I live in “public housing” rent free today. I moved here ten months ago following a period of time when I was “homeless”. Five years ago I went through foreclosure and lost the home and property I had spent many years working to have as a place for my family to live and work and host guests who had benefited greatly from that time I was there, we were there, but in the end, after a nasty divorce around the spouse’s drug addiction and the failure of a supposed-patron who had signed a contractual commitment to buy $100,000.00 worth of art over a two year period of time as part of the mortgage contract with the lender, reneged on that contract, stating that he was a Christian and I was a Cherokee Indian, and as such, he could not morally excuse himself for continuing to honor his commitment to buy art. I’ll call him Kevin C. for the same of identification. Kevin had visited the studio many times over the previous year following the divorce and my return to the property after having been falsely accused of assault and forced off the property through usage of character assassination and a court system that favors the voice of a woman over that of a man in matters of domestic violence, even if she was the one who was guilty, but never mind any of that. No one else seemed to mind, so why should we make that a sticking point today? Kevin would look at some work and admire it and ask how much. Rather than go check my price list I would name a price well below what I had it listed for on my data base, because I knew he didn’t have that much money at the moment, but since he had a large holding of real estate on the market that would allow him to buy work in the future at the pre-established price, I didn’t worry so much about it at the time. He was happy to get the work he admired and I needed what little funds he could shake loose at the time. Later I realized that he had a gambling problem and I consider that to be as much a factor in why he backed out on the contract as anything, but he gave a reason and I’m the fool that takes a liar at his word for some reason.
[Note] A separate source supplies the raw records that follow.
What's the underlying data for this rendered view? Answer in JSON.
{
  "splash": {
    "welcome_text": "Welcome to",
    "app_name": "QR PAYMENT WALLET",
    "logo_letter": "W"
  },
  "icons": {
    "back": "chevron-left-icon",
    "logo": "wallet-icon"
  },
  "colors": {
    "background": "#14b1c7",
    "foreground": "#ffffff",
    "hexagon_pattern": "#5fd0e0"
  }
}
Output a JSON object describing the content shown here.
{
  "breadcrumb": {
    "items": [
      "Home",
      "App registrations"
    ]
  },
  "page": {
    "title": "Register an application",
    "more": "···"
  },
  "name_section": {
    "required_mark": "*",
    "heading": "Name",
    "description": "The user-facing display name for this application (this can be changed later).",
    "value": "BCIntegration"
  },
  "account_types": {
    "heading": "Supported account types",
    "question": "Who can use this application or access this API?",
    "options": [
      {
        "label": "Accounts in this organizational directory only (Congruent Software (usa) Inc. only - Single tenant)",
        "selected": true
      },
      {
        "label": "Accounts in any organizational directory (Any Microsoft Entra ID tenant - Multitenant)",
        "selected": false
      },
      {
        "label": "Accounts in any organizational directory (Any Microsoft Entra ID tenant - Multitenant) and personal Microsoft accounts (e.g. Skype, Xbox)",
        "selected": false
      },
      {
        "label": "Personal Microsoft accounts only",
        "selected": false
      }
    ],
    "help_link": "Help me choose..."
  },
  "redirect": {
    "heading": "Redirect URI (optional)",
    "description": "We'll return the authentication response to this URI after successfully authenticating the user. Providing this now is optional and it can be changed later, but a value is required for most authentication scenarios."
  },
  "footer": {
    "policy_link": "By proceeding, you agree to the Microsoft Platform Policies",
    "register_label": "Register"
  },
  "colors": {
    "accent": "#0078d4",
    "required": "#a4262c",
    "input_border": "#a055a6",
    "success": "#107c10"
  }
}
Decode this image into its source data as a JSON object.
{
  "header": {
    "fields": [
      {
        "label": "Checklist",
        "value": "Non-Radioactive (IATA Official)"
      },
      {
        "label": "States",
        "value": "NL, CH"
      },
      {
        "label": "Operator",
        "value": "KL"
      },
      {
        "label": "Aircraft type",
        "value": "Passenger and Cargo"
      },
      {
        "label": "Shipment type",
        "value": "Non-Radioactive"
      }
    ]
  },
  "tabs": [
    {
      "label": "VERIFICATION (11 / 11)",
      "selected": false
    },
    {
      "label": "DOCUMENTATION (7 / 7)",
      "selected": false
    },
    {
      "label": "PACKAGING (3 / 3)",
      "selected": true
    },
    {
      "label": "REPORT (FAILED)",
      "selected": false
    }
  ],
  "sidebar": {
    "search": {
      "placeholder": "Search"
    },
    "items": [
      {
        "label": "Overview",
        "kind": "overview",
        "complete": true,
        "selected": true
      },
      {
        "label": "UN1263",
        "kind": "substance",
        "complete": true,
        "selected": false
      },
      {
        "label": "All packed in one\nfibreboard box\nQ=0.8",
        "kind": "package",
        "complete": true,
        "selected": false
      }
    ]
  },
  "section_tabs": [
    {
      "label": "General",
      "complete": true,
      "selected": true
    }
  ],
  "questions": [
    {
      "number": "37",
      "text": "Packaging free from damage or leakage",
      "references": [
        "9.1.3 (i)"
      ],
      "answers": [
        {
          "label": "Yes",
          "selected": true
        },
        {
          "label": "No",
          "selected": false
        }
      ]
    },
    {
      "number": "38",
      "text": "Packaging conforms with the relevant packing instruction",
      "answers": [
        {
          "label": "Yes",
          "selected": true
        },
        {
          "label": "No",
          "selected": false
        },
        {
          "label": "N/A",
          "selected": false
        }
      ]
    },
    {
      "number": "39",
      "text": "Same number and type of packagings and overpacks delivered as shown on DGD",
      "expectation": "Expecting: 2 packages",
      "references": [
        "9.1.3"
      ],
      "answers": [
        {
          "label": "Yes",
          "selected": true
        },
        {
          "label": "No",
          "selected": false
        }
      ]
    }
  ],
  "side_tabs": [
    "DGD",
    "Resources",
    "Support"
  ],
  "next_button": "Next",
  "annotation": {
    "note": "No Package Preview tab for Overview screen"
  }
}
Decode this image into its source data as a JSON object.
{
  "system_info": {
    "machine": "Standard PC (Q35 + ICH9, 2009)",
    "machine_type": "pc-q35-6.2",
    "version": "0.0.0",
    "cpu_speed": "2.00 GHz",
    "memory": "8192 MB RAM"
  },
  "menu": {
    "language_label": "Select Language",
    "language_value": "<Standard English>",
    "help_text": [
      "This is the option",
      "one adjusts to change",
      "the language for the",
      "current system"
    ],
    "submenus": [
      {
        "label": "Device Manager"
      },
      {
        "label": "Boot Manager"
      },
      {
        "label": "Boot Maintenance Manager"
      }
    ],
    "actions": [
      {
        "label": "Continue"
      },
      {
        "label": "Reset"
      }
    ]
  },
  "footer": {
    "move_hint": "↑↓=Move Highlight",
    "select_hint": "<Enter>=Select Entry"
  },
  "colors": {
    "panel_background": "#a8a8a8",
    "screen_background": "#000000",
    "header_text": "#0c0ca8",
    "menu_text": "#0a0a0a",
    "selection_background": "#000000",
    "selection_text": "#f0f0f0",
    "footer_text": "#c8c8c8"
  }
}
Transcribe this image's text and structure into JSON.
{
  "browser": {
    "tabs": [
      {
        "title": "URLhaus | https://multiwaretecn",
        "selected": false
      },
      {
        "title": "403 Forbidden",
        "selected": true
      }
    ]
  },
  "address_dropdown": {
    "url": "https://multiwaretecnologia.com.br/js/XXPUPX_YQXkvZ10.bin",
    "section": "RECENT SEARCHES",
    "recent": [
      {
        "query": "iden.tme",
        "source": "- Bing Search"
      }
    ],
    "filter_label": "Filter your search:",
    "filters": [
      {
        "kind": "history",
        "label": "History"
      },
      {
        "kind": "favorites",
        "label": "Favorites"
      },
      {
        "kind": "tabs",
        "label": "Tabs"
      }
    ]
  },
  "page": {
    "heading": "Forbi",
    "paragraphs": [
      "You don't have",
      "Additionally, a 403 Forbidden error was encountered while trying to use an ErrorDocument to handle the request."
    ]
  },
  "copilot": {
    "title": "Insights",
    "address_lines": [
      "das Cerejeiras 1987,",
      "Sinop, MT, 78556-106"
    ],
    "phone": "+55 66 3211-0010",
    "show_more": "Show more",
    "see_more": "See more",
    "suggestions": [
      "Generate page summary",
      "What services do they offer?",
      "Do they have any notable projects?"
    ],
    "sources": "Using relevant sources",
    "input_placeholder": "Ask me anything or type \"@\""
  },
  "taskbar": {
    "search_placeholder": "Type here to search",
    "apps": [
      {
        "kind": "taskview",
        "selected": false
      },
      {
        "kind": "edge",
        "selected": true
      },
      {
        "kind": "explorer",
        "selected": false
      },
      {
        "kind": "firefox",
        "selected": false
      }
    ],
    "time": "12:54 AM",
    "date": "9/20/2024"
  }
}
So I don’t have any of those works on hand to support the fact that I’ve been doing this for a while. What got sold or given away is out there, but stacks and stacks of work went into storage in 2007 and have never been seen since. I don’t know if they exist or not. I approached my sister about contacting other family members a year earlier before the foreclosure, and she related to me that none of my family cared about me. Their silence in this matter speaks for itself. I exist in a vacuum in this environment and yet the will to continue to create drives me forward. From a small stipend I have purchased some paper, oil pastel, ink, and brushes, and am able to produce art again in this makeshift studio. I make marks on the paper with oil pastel to give a pre-existing composition that my ink marks follow in creating a new work. Six pieces of paper laid together on the grass on the lawn behind the apartment, with the digital video recorder a friend gave me a few months ago held in one hand while I apply the ink with a brush or two in the other. No one comes to see the event or hold the camera. No one comes to see the work. Only one or two people have stopped by in the past six months to see the work previous to this work. I exist in a vacuum, and yet I have this sense that it isn’t the nature of humanity as a whole but of those around me that generate this vacuum, so I work and document and write and inform a greater community of this effort, like an SOS signal out there that I am being held hostage by a repressive and genocidal people who seem to hold an air of disinterest in the matter, like it is only a matter of time before they starve me out and then the matter is resolved. In time they will win because time is on their side.

Oliver Loveday February 1, 2012

A close-up of one of the works in progress

POV: Six work of art in progress (the video on You Tube)

These works will be added to a new page, "Ink 4", on my web site off the "Works on paper" page soon.